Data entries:
━━━
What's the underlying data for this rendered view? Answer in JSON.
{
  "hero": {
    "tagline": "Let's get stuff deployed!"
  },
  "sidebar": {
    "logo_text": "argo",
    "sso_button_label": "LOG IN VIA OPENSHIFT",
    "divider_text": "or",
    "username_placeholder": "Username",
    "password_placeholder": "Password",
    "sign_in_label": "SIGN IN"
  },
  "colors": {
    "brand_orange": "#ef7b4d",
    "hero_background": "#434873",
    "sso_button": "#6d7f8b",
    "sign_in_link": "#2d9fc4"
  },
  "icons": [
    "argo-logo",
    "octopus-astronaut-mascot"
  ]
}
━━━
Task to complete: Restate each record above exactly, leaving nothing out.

Answer for this exercise:
What's the underlying data for this rendered view? Answer in JSON.
{
  "hero": {
    "tagline": "Let's get stuff deployed!"
  },
  "sidebar": {
    "logo_text": "argo",
    "sso_button_label": "LOG IN VIA OPENSHIFT",
    "divider_text": "or",
    "username_placeholder": "Username",
    "password_placeholder": "Password",
    "sign_in_label": "SIGN IN"
  },
  "colors": {
    "brand_orange": "#ef7b4d",
    "hero_background": "#434873",
    "sso_button": "#6d7f8b",
    "sign_in_link": "#2d9fc4"
  },
  "icons": [
    "argo-logo",
    "octopus-astronaut-mascot"
  ]
}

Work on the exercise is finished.